The average age of onset of Social Anxiety Disorder (used to be named "Social Phobia") is between 13-15 years old. This coincides with the time in a teenagers' life when they begin to have more opportunities for independence, and often with the transition to high school settings. Teens who struggle with generalized Social Anxiety Disorder might sweat or experience rapid heart rate when they have to talk to adults, have difficulty concentrating in large groups, or actively avoid social gatherings due to their anxieties. The key in determining whether your child meets the criteria for a diagnosis is often related to frequency, severity, and impairment. How often does it happen, how long has it been going on, and how much of an impact is it having on your life? A teen who struggles with a Performance-based Social Anxiety may struggle ONLY with taking tests in classrooms or public speaking, for example; but otherwise they are able to function without impairment or disruption to their daily life. Social Anxiety is easy to miss, as many teens struggle with the transition from middle school to high school and some nervousness is to be expected. However, it's important to identify signs of Social Anxiety Disorder early. This, like all other anxiety disorders, is both treatable and preventable! It's not a forever diagnosis! If left untreated, however, Social Anxiety Disorder has been associated with increased risks for substance use and eating disorders in adolescence and early adulthood.
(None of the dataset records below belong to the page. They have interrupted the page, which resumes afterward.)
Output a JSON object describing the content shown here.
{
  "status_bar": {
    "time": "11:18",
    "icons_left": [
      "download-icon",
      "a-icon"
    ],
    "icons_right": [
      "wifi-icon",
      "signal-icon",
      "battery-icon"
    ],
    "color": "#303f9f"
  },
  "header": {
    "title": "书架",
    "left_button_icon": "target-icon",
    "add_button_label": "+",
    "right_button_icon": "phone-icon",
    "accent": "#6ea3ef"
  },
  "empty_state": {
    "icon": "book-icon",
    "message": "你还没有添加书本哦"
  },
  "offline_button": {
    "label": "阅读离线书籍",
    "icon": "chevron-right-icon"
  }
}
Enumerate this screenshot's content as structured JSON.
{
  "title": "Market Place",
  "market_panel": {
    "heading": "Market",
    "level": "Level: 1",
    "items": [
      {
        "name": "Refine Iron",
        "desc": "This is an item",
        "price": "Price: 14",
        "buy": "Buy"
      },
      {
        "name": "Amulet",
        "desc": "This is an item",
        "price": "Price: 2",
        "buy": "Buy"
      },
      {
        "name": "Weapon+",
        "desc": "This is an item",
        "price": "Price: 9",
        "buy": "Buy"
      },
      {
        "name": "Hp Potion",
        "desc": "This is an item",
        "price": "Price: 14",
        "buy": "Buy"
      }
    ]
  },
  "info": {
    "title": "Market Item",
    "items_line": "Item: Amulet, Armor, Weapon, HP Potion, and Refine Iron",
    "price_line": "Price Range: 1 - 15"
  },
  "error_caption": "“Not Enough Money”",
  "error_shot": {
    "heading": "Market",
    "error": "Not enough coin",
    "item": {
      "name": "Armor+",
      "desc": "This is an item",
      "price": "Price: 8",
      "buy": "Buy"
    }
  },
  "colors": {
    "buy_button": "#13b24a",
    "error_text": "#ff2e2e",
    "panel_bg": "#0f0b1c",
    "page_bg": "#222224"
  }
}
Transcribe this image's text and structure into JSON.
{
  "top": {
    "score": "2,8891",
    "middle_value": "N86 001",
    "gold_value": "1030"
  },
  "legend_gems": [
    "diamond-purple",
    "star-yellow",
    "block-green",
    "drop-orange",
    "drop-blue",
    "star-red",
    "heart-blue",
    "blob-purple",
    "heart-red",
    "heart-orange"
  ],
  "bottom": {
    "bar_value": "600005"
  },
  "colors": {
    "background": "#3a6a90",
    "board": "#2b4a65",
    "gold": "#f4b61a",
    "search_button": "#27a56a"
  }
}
If you're worried about yours, your child's, or someone else's worry, panic, avoidance, lack of confidence, or fears, please seek consultation from a mental health professional. Also, anxiety can be so painful at time that people also experience thoughts of suicide. If you're ever worried that a person may be having thoughts of suicide, please ask the question! "Hey, I noticed you've been sad/down/on your own/etc... recently, I'm wondering if you're having any thoughts of suicide?" If they answer yes, listen to them, be compassionate, help them get connected to a professional for ongoing support, and call the Care Crisis Line together at 1-800-273-8255. If you are experiencing thoughts of suicide, call the Care Crisis line at 1-800-273-8255, text "hello" to 741741, or use the chat-based online service at: https://imhurting.org/
Disclaimer. This information is educational only. it is not a substitute for professional, medical, or mental health advice, diagnosis, or treatment. please seek support from a qualified medical or mental health professional.
IF YOU'RE LOCATED IN WHATCOM COUNTY AND SEEKING ANXIETY COUNSELING FOR YOUR CHILD OR TEEN, CONTACT TAMMY DEE TO REQUEST A PHONE CONSULTATION. Tammy Dee specializes in child and teen mental health care, and has built a practice in Bellingham, Whatcom County focused on helping anxious children, parents, teens, and young adults learn strategies to face their fears and trade worry for courage.
Tammy Dee, MSW.